124th U.S. Open

Pinehurst No. 2

'I managed it well'

Jon Rahm hit his driver 'so badly'—how a clever strategy helped him win anyway

November 21, 2022

Andrew Redington

It takes a certain, supreme level of talent to win on one of golf's top tours. It takes a level beyond that to win on those tours when you're not at your best. Such was the case with Jon Rahm this weekend at the DP World Tour Championship.

"Honestly I cannot believe I shot 12 under with how badly I hit it off the tee on the weekend," Rahm said after his win. "I maximized my rounds ... I think I shot as low I could have shot on the weekend to get this one."

Indeed, his stats back it up. Rahm, who gained a tour-leading 1.025 strokes Off The Tee last season, gained zero strokes on the field. He missed 58 percent of his fairways—ranking him third-last in the field in driving accuracy—and missing all those fairways impacted the amount of overall distance of his drives. His 318 average from last season dropped to 306 yards last week.

And yet he won anyway, thanks to good strategy. It's a good reminder for the rest of us that we don't have to be at our best to play some great golf, as long as you learn from Rahm's recent performance.

1. He could lean on his speed

Yes, it's a testament to Rahm's overall ability that a bad driving performance, for him, is still considered an average one relative to his peers. But that also underlines an important point for the rest of us. Rahm may not have been finding the sweet spot that day, but his clubhead speed didn't vanish overnight along with it. Even when he was hitting poor shots off the tee, and missing fairways that cost him roll, he still finished in the top 15 of overall distance.

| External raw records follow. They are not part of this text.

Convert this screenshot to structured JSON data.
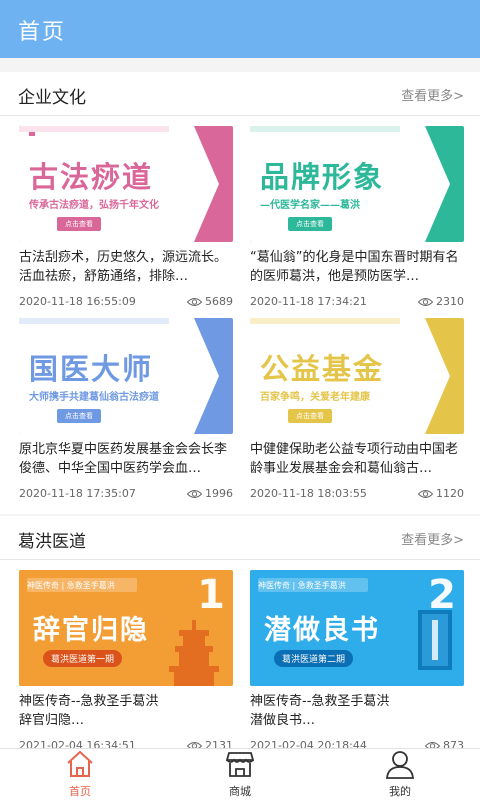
{
  "header": {
    "title": "首页"
  },
  "section_culture": {
    "title": "企业文化",
    "more": "查看更多>",
    "cards": [
      {
        "banner_title": "古法痧道",
        "banner_sub": "传承古法痧道，弘扬千年文化",
        "banner_btn": "点击查看",
        "accent": "#d9679a",
        "desc": "古法刮痧术，历史悠久，源远流长。活血祛瘀，舒筋通络，排除…",
        "date": "2020-11-18 16:55:09",
        "views": "5689"
      },
      {
        "banner_title": "品牌形象",
        "banner_sub": "—代医学名家——葛洪",
        "banner_btn": "点击查看",
        "accent": "#2db89a",
        "desc": "“葛仙翁”的化身是中国东晋时期有名的医师葛洪，他是预防医学…",
        "date": "2020-11-18 17:34:21",
        "views": "2310"
      },
      {
        "banner_title": "国医大师",
        "banner_sub": "大师携手共建葛仙翁古法痧道",
        "banner_btn": "点击查看",
        "accent": "#6f99e2",
        "desc": "原北京华夏中医药发展基金会会长李俊德、中华全国中医药学会血…",
        "date": "2020-11-18 17:35:07",
        "views": "1996"
      },
      {
        "banner_title": "公益基金",
        "banner_sub": "百家争鸣，关爱老年建康",
        "banner_btn": "点击查看",
        "accent": "#e4c54a",
        "desc": "中健健保助老公益专项行动由中国老龄事业发展基金会和葛仙翁古…",
        "date": "2020-11-18 18:03:55",
        "views": "1120"
      }
    ]
  },
  "section_medicine": {
    "title": "葛洪医道",
    "more": "查看更多>",
    "cards": [
      {
        "tag": "神医传奇 | 急救圣手葛洪",
        "banner_title": "辞官归隐",
        "period": "葛洪医道第一期",
        "num": "1",
        "accent": "#f2922a",
        "desc": "神医传奇--急救圣手葛洪\n辞官归隐…",
        "date": "2021-02-04 16:34:51",
        "views": "2131"
      },
      {
        "tag": "神医传奇 | 急救圣手葛洪",
        "banner_title": "潜做良书",
        "period": "葛洪医道第二期",
        "num": "2",
        "accent": "#1fa0e6",
        "desc": "神医传奇--急救圣手葛洪\n潜做良书…",
        "date": "2021-02-04 20:18:44",
        "views": "873"
      }
    ]
  },
  "tabbar": {
    "items": [
      {
        "label": "首页",
        "icon": "home-icon",
        "active": true
      },
      {
        "label": "商城",
        "icon": "shop-icon",
        "active": false
      },
      {
        "label": "我的",
        "icon": "user-icon",
        "active": false
      }
    ],
    "active_color": "#e5654d"
  }
}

Andrew Redington

That's the key reason why having lots of clubhead speed, as Rahm does, is such an advantage for golfers of every level: because it's a very stable skill. Speed sticks with you, during the good rounds, and during the bad. It gives you something, if nothing else, to work with.

"Length is always helpful," Rahm said. "On this golf course especially. There were a couple bunkers that I can cover that a lot of others can't."

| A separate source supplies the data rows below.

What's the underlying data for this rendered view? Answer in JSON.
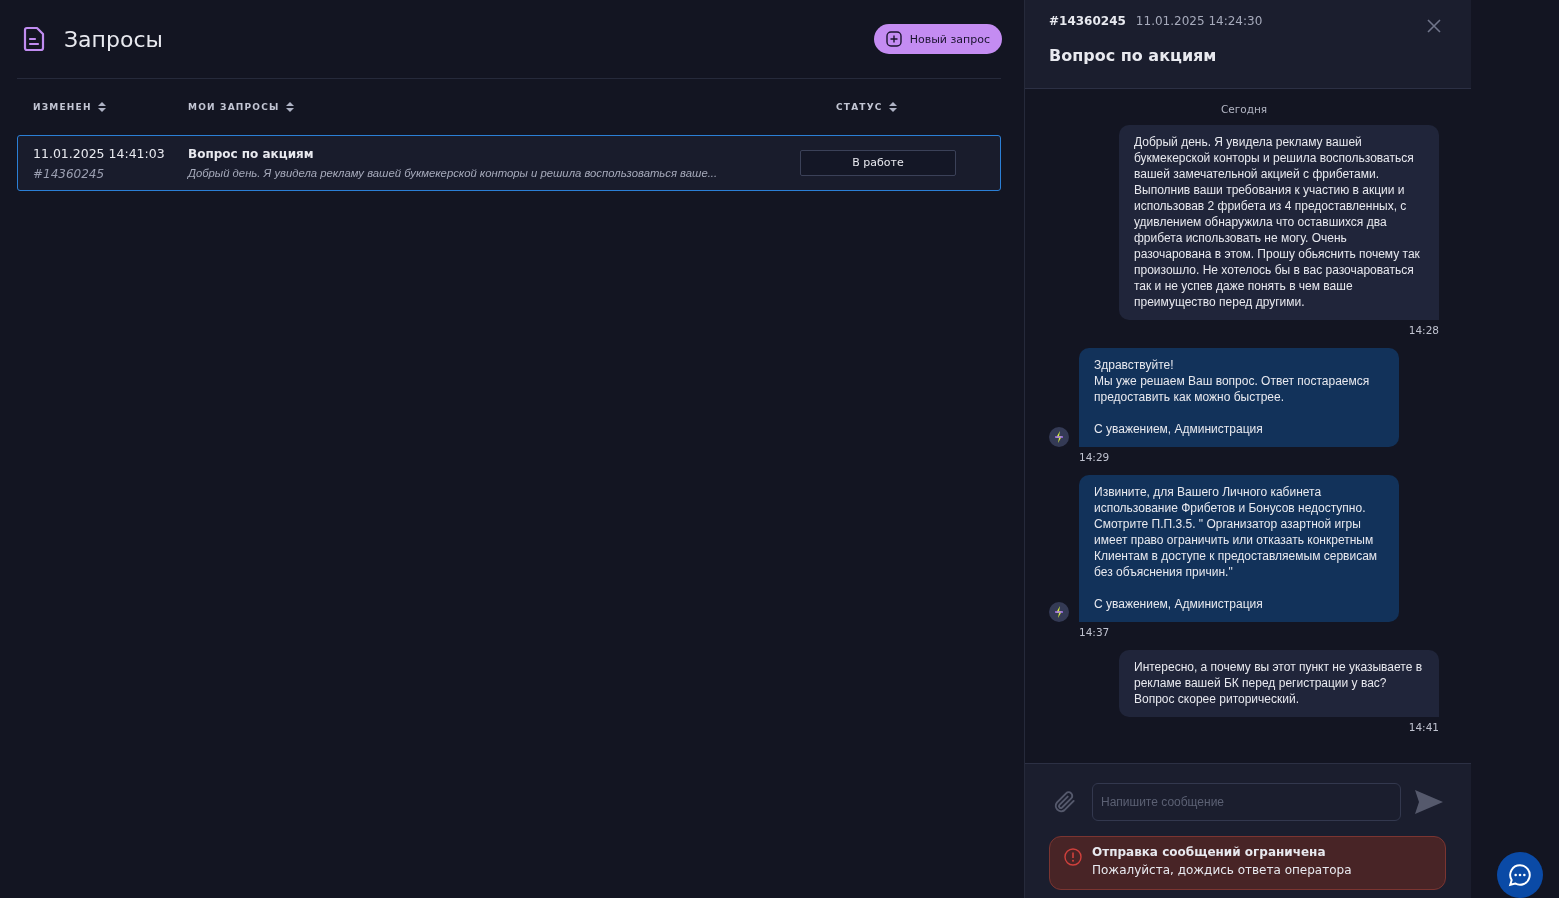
{
  "page": {
    "title": "Запросы",
    "new_request_button": "Новый запрос"
  },
  "table": {
    "columns": [
      "ИЗМЕНЕН",
      "МОИ ЗАПРОСЫ",
      "СТАТУС"
    ],
    "rows": [
      {
        "selected": true,
        "date": "11.01.2025 14:41:03",
        "number": "#14360245",
        "subject": "Вопрос по акциям",
        "preview": "Добрый день. Я увидела рекламу вашей букмекерской конторы и решила воспользоваться ваше...",
        "status": "В работе"
      }
    ]
  },
  "chat": {
    "number": "#14360245",
    "date": "11.01.2025 14:24:30",
    "title": "Вопрос по акциям",
    "day_label": "Сегодня",
    "messages": [
      {
        "kind": "user",
        "text": "Добрый день. Я увидела рекламу вашей букмекерской конторы и решила воспользоваться вашей замечательной акцией с фрибетами. Выполнив ваши требования к участию в акции и использовав 2 фрибета из 4 предоставленных, с удивлением обнаружила что оставшихся два фрибета использовать не могу. Очень разочарована в этом. Прошу обьяснить почему так произошло. Не хотелось бы в вас разочароваться так и не успев даже понять в чем ваше преимущество перед другими.",
        "time": "14:28"
      },
      {
        "kind": "operator",
        "text": "Здравствуйте!\nМы уже решаем Ваш вопрос. Ответ постараемся предоставить как можно быстрее.\n\nС уважением, Администрация",
        "time": "14:29"
      },
      {
        "kind": "operator",
        "text": "Извините, для Вашего Личного кабинета использование Фрибетов и Бонусов недоступно. Смотрите П.П.3.5. \" Организатор азартной игры имеет право ограничить или отказать конкретным Клиентам в доступе к предоставляемым сервисам без объяснения причин.\"\n\nС уважением, Администрация",
        "time": "14:37"
      },
      {
        "kind": "user",
        "text": "Интересно, а почему вы этот пункт не указываете в рекламе вашей БК перед регистрации у вас? Вопрос скорее риторический.",
        "time": "14:41"
      }
    ],
    "input": {
      "placeholder": "Напишите сообщение"
    },
    "alert": {
      "title": "Отправка сообщений ограничена",
      "text": "Пожалуйста, дождись ответа оператора"
    }
  }
}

2. He kept it in play

Of course, speed isn't going to solve all your problems, and could well make them worse on the bad days. On those bad days it's worth remembering that missing fairways isn't going to kill you. The big misses will.

That's what Rahm did well off the tee last week, despite his struggles. He kept his ball in play and away from the hazards. Preventing those disaster misses allowed him to limit his losses off the tee, and make up the difference elsewhere. Keeping it on the golf course during the bad days is Priority One. Anytime you do that, it's a win.

3. 'Pick your battles'

Golf is easy when your swing is feeling great, the golf course suits your eye, and you can flip your game onto autopilot. The maddening thing about golf is how rarely that happens. Rahm didn't have that luxury last weekend, so he adopted a patience-first mindset. He only let himself look at the pin when he was from the fairway, and when he wasn't, he cut his losses and moved on.

"Anytime I was in the fairway, I stayed aggressive and my iron game felt great. When I pitched out, my wedge game saved" he said. "I picked my battles, and I was just able to manage really well."

It's a point Sam Weinman and I talked about on the most recent Local Knowledge podcast. So often amateur golfers will try to correct a mistake they made immediately. Stay patient, think longer-term, and you'll come out ahead.

4. Take advantage of the easy wins

Finally, on the days when one element of your game is struggling, you're going to make it up in other areas. And once again, that doesn't mean being a hero. It means being the opposite: doing the simple, unsexy stuff well. Mainly, making your short putts.

"Inside 10 feet I was really, really, really solid," Rahm says. "No matter how you play, that's always going to carry forward."